Copyright © American Library Association. All rights reserved --This text refers to the Hardcover edition.
I was young when there were news reports about Biafra and (I am ashamed to say) there were jokes that had Biafra or starving children as the punch line. Read morePublished 3 months ago by Ame
I put off reading this because of the mention of the war in Biafra, but it is not depressing. Sad in places, but fascinating. Read morePublished 9 months ago by A. R. Laidlaw
This is not an uplifting book. The story of how Biafra was established and then taken back by Nigeria, it was a bit depressing but uplifting in how the people stuck to their... Read morePublished 18 months ago by Lipant
It's highly engaging: informative, tragic, funny, poignant ...triggering our deepest thoughts and emotions. Read morePublished 18 months ago by Nanou
After having spent a lot of time in West Africa, this book has really captured my heart. No matter who you are or where you live, this is a must read!Published 19 months ago by Brigitte Bilodeau
It was the blurb that first caught my attention. Then the fact that the story is on the Nigerian Civil war I was researching at the time made me go for this book. Read morePublished 20 months ago by John T C

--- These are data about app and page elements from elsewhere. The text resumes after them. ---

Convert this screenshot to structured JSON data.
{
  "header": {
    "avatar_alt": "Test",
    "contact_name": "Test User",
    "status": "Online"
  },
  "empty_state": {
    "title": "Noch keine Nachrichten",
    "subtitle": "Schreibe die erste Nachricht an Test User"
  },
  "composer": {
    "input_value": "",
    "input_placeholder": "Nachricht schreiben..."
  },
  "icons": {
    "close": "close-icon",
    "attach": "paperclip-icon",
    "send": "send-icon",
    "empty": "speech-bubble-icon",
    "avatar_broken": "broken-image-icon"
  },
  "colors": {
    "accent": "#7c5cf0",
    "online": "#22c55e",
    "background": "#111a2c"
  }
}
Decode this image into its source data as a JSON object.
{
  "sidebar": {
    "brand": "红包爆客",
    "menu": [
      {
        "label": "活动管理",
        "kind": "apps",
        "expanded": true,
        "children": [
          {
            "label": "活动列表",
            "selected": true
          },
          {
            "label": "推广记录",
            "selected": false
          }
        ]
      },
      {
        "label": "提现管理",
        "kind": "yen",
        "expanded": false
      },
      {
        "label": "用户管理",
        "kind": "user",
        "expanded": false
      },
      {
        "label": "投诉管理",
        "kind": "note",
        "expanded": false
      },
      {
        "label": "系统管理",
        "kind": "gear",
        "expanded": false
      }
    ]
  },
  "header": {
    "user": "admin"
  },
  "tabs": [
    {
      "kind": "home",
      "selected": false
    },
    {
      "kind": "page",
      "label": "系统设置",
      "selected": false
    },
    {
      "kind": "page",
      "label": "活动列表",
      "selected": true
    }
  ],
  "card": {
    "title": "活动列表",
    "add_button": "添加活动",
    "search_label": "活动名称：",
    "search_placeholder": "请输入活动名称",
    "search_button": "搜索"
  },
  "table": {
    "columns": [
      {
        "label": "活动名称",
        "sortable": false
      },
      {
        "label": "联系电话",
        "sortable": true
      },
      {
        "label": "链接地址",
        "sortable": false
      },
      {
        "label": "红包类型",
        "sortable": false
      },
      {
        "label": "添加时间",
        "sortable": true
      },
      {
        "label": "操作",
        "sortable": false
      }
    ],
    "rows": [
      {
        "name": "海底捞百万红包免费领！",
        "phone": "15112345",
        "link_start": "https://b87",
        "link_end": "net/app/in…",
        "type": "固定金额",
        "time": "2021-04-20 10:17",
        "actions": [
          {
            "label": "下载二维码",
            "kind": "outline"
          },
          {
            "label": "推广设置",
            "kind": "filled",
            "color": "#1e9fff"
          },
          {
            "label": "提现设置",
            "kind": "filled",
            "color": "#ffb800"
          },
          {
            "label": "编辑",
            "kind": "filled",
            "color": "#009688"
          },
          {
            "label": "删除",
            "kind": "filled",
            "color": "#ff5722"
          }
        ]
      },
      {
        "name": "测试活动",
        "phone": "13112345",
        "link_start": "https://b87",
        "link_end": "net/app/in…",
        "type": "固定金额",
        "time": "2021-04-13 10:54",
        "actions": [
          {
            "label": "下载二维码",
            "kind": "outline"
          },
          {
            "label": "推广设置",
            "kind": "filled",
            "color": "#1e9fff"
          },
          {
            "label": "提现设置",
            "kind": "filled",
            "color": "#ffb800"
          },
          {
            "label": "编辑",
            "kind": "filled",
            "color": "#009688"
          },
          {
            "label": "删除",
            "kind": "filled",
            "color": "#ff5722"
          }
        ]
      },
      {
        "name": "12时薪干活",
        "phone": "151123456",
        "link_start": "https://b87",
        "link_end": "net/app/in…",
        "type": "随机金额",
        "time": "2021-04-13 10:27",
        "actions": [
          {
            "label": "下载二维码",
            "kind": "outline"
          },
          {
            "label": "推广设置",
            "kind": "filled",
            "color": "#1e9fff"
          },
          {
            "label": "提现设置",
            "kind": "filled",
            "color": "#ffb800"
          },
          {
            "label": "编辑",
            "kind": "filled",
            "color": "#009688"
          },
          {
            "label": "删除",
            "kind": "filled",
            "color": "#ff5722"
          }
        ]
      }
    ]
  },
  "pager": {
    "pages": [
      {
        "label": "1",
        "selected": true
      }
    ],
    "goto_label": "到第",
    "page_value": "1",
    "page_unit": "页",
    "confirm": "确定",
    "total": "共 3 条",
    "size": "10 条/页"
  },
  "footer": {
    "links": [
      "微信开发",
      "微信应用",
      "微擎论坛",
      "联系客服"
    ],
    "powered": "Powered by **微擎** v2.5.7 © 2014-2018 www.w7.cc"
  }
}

Interesting book on Biafra, bringing forward details that we read about at the time and making them human. Shows the strength of the female psyches.Published on July 29 2013 by Anne Walker